State Assembly

Political parties have the option of submitting candidate endorsements for printing in this book. Not all parties participate, and parties may endorse any candidate even from another political party.

The candidate’s party preference does not necessarily mean that they have that political party’s endorsement.

Political Party Endorsements

Below is a list of the offices on ballot, the political parties and the candidates they have chosen to endorse.

The American Independent Party and Libertarian Party did not endorse any candidates.

Democratic Party Gavin Newsom
Green Party Luis Javier Rodriguez
Peace and Freedom Party Luis Javier Rodriguez
Lieutenant Governor
Democratic Party Eleni Kounalakis
Peace and Freedom Party Mohammad Arif
Secretary of State
Democratic Party Shirley N. Weber
Green Party Gary N. Blenner
Peace and Freedom Party Gary N. Blenner
State Controller
Democratic Party Malia M. Cohen
Green Party Laura Wells
Peace and Freedom Party Laura Wells
State Treasurer
Democratic Party Fiona Ma
Green Party Meghann Adams
Peace and Freedom Party Meghann Adams
Attorney General
Democratic Party Rob Bonta
Green Party Dan Kapelovitz
Peace and Freedom Party Dan Kapelovitz
Insurance Commissioner
Democratic Party Ricardo Lara
Green Party Nathalie Hrizi
Peace and Freedom Party Nathalie Hrizi
Member, State Board of Equalization
Democratic Party Braden Murphy
Republican Party Ted Gaines
US Senator
Green Party John Thompson Parker
Peace and Freedom Party John Thompson Parker
US Representative in Congress
Democratic Party Max Steiner
Republican Party Doug LaMalfa
Superintendent of Public Instruction
Democratic Party Tony K. Thurmond
Candidate Statements

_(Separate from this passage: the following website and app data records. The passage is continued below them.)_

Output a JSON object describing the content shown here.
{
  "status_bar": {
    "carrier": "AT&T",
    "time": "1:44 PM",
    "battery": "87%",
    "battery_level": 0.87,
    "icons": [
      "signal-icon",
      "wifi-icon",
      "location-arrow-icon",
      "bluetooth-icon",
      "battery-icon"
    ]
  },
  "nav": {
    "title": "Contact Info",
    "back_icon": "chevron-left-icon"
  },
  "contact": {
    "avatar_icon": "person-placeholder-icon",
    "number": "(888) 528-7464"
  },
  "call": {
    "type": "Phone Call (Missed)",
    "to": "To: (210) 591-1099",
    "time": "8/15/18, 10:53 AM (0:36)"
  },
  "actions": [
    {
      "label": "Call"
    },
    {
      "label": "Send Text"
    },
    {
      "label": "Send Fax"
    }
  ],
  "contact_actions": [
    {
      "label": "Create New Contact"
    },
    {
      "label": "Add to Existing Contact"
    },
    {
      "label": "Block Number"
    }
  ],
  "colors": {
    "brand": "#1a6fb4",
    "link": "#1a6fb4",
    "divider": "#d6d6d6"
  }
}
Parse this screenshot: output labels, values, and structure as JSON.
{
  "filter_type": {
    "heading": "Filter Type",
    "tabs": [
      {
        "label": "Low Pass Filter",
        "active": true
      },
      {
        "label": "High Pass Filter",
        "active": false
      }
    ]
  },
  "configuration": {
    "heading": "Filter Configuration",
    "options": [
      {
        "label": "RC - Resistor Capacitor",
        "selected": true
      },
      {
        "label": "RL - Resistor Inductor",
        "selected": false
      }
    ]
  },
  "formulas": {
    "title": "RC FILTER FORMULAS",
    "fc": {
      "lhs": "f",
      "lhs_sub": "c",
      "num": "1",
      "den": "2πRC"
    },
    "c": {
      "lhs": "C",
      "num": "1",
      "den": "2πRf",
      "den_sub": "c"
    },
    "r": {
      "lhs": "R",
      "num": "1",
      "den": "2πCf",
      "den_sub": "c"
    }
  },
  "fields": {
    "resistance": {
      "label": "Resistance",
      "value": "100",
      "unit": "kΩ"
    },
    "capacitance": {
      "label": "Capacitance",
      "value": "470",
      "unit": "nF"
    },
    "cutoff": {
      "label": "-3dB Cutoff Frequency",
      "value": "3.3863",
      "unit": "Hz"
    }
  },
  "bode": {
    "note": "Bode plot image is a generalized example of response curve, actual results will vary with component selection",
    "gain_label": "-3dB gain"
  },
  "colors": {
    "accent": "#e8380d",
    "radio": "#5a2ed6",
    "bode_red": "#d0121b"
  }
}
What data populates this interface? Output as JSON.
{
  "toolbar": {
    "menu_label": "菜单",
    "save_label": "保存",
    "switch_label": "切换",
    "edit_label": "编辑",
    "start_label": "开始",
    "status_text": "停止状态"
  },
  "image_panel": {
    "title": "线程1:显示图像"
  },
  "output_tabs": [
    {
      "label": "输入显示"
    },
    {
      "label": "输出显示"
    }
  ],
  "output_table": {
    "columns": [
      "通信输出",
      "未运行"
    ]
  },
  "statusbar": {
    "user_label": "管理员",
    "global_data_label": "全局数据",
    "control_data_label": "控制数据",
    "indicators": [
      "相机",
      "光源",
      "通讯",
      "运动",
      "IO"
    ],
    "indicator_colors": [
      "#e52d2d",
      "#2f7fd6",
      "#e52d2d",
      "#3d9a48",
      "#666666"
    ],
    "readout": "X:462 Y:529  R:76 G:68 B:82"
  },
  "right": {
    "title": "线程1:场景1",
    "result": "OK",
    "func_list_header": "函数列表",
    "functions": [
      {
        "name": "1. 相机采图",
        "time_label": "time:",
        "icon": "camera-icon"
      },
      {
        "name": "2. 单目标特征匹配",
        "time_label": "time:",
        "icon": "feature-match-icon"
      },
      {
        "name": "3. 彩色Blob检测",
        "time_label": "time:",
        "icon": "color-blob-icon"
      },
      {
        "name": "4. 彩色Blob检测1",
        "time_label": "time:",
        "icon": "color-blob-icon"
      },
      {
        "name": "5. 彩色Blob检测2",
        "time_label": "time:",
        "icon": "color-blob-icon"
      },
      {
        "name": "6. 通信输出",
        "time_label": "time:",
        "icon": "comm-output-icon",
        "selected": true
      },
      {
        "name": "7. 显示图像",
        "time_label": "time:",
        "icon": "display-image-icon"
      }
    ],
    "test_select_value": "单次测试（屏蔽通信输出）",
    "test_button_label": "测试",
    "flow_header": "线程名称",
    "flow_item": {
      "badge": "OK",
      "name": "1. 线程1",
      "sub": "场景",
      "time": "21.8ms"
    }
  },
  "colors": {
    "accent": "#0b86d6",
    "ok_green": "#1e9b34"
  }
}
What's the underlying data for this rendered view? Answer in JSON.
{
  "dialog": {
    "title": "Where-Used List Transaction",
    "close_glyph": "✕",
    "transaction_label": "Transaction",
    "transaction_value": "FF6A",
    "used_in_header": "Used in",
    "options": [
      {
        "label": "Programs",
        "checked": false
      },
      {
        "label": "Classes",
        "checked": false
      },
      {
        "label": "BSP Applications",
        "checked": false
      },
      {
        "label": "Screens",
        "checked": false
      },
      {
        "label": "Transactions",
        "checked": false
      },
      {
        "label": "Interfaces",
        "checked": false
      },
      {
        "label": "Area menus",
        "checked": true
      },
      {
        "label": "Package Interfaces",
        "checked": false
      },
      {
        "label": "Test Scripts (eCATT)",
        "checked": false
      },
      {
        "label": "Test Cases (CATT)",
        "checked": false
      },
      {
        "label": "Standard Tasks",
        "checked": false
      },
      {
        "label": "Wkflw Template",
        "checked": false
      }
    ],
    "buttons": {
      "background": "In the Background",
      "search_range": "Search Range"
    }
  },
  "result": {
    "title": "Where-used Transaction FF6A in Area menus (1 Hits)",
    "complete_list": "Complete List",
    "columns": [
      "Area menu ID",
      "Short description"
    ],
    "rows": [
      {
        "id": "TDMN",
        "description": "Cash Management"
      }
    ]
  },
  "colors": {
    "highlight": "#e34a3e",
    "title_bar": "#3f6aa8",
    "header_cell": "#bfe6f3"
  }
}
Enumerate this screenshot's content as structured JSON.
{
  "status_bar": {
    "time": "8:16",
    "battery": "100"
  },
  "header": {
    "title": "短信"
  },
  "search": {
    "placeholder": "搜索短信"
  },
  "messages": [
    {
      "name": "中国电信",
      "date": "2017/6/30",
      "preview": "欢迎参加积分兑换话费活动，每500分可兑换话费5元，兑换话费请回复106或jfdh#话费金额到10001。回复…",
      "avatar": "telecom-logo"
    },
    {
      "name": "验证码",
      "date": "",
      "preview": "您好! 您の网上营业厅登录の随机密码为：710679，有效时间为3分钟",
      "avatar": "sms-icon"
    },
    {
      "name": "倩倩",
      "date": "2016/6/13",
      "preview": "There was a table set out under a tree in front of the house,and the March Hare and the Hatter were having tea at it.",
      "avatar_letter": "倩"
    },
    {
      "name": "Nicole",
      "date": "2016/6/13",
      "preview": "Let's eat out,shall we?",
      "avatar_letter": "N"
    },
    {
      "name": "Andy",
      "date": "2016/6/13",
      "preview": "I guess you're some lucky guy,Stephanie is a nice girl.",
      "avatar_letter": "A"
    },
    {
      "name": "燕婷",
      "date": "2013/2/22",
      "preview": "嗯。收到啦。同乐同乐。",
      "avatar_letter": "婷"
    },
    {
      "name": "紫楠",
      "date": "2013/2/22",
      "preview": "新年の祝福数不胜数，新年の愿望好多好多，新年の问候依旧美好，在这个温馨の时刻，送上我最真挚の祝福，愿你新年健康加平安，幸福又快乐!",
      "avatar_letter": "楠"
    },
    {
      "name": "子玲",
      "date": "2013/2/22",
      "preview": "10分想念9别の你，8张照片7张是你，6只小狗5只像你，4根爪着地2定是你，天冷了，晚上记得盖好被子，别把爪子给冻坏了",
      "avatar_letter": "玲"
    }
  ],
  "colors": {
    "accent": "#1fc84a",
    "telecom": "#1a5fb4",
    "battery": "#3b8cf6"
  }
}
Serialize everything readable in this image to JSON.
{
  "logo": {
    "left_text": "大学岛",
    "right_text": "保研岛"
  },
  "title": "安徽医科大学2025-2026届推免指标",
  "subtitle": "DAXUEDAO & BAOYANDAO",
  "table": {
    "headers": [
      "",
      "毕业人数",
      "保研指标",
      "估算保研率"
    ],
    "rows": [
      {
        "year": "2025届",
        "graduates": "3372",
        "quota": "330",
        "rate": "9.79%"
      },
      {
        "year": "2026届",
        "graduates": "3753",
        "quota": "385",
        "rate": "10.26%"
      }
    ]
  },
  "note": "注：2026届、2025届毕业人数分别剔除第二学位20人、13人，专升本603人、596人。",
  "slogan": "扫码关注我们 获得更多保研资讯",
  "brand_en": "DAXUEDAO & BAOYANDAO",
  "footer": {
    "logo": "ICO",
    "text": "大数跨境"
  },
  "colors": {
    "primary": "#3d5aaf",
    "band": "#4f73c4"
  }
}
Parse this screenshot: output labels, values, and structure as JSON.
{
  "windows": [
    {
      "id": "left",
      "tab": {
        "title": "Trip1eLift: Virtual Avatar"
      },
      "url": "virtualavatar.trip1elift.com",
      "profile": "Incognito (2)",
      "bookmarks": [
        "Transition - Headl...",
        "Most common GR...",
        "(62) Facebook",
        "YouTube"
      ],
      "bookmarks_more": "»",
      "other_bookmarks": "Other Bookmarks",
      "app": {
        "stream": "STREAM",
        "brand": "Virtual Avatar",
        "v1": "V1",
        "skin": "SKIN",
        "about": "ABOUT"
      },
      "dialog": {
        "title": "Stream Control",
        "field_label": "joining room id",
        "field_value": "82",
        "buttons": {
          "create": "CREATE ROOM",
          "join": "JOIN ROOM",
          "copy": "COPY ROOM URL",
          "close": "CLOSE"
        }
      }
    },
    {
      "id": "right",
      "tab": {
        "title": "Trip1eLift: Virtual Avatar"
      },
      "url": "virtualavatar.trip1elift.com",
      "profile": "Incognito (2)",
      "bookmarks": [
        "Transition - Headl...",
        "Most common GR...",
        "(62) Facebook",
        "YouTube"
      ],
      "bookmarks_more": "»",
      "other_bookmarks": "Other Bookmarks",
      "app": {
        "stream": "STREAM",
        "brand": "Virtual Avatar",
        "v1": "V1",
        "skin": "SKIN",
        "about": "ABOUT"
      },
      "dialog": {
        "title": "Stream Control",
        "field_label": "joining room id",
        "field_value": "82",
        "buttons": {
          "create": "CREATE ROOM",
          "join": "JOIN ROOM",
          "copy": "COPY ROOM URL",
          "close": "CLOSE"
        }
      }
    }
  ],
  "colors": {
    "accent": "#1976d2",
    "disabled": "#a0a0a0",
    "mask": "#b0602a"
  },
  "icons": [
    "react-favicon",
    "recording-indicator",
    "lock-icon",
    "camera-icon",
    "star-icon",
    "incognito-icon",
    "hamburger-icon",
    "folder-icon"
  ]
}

Each candidate’s statement in this voter information guide is volunteered by the candidate and is printed at their expense. Some candidates choose to have their statement published only electronically on our website.

Your Candidate’s Statement of Qualifications